Headaches and neck pain are common complaints of office workers. There are a number of factors that may contribute to such symptoms, such as posture, eyesight, water intake, and fatigue. However, since I've got a physiotherapy background, this article will focus on posture and the musculoskeletal causes of headache and neck pain, and how a standing desk may be able to assist.
From a musculoskeletal stand-point, the majority of headaches seen in office workers are called cervico-genic headaches. This means that the headache is caused by an irritation to the cervical spine (i.e. the neck). This irritation refers pain to the head (as well as usually being felt as neck pain as well), which is felt as a headache.
The common referral points for a cervico-genic headache are the base of the skull, behind the eyes, and around the forehead and temples.
So, why does this occur?
This referral occurs due to the stresses placed upon the cervical spine. When you're sitting, it's very common to adopt what is known as a "forward head posture", or "poking chin posture" (shown below). This posture compresses the upper cervical spine more than usual, which in turn irritates the surrounding structures. What exactly is being irritated may vary, but may include the intervertebral joint, ligaments, or nerve roots. Alternatively, the surrounding muscles may just go into spasm due to the discomfort, which may also refer pain to the head as a headache.
The connection between poking chin posture and sitting usually comes to fruition after a while spent sitting. It is easy enough to sit with "good posture" for a little while. However, if you're sitting for hours on end, it is all too easy to fall into a poking chin posture, as the body fatigues and you forget about your posture. When this happens, irritation to the structures in the neck occurs, and cervicogenic headache is often the result.
How can a standing desk help this?
Firstly, I'm not a typical retailer, so I'm not going to shove standing desks down your throat as a cure-all. With that said, there is little doubt that a standing desk can help to reduce both the frequency and severity of cervicogenic headaches.

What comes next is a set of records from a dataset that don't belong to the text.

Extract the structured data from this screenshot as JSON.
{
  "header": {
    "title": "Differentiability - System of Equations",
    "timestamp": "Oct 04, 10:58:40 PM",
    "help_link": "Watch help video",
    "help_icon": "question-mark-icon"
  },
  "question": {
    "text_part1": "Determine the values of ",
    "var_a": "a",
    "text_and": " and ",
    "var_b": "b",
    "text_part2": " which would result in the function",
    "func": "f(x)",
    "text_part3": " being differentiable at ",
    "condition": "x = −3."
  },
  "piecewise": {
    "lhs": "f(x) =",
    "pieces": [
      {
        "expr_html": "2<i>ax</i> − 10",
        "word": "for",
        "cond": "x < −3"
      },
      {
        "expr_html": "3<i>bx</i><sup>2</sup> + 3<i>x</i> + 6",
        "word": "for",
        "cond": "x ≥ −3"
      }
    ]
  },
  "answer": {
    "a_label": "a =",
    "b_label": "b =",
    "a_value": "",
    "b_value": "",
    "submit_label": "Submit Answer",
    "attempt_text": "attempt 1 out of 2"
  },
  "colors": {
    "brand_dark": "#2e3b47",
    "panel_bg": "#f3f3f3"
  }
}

As mentioned above, a key cause of cervicogenic headache is a poking chin posture. The main cause of a poking chin posture is prolonged sitting and fatigue. As you sit for longer and longer, the body is less likely to be able to sit upright. Thus, you fall into a poking chin posture. Have you ever found yourself slouching in your chair? Well you would also have been sitting with a poking chin posture.
Also, how often have you found yourself consciously poking your head forward to take a closer look at the computer screen? This is the same posture as a fatigue related poking chin posture.
Unfortunately, it's a downward spiral as well. Once you have experienced the first bout of discomfort or pain from sitting with a poking chin posture, it is easier for it to happen again. This is because the discomfort and pain may result in muscle inhibition, whereby the supporting muscles of the neck are "switched off". If this happens, the cervical spine has less stability and is even more susceptible to irritation, leading to increased cervicogenic headache symptoms.
Having a standing desk provides you with the ability to switch position regularly throughout the day. This on itself is of great importance as it reduces the monotonous accumulation of muscular strain/stress to the same areas (which occurs when you sit all day), which reduces the likelihood of muscular fatigue and pain.
Here are some more benefits of having a standing desk at the stand-by:
1) You're less likely to fall into a poking chin posture out of fatigue;
2) When you do happen to need to poke your chin forwards to look at the computer more closely, you can move your entire body forward, as opposed to just poking the head forward in sitting;
3) You can't slouch in standing (well, you can, but it would look and feel ridiculous so you're not likely to do it!);
4) If you do happen to experience some pain or discomfort, you have the ability to quickly switch position, helping to prevent the problem from exacerbating.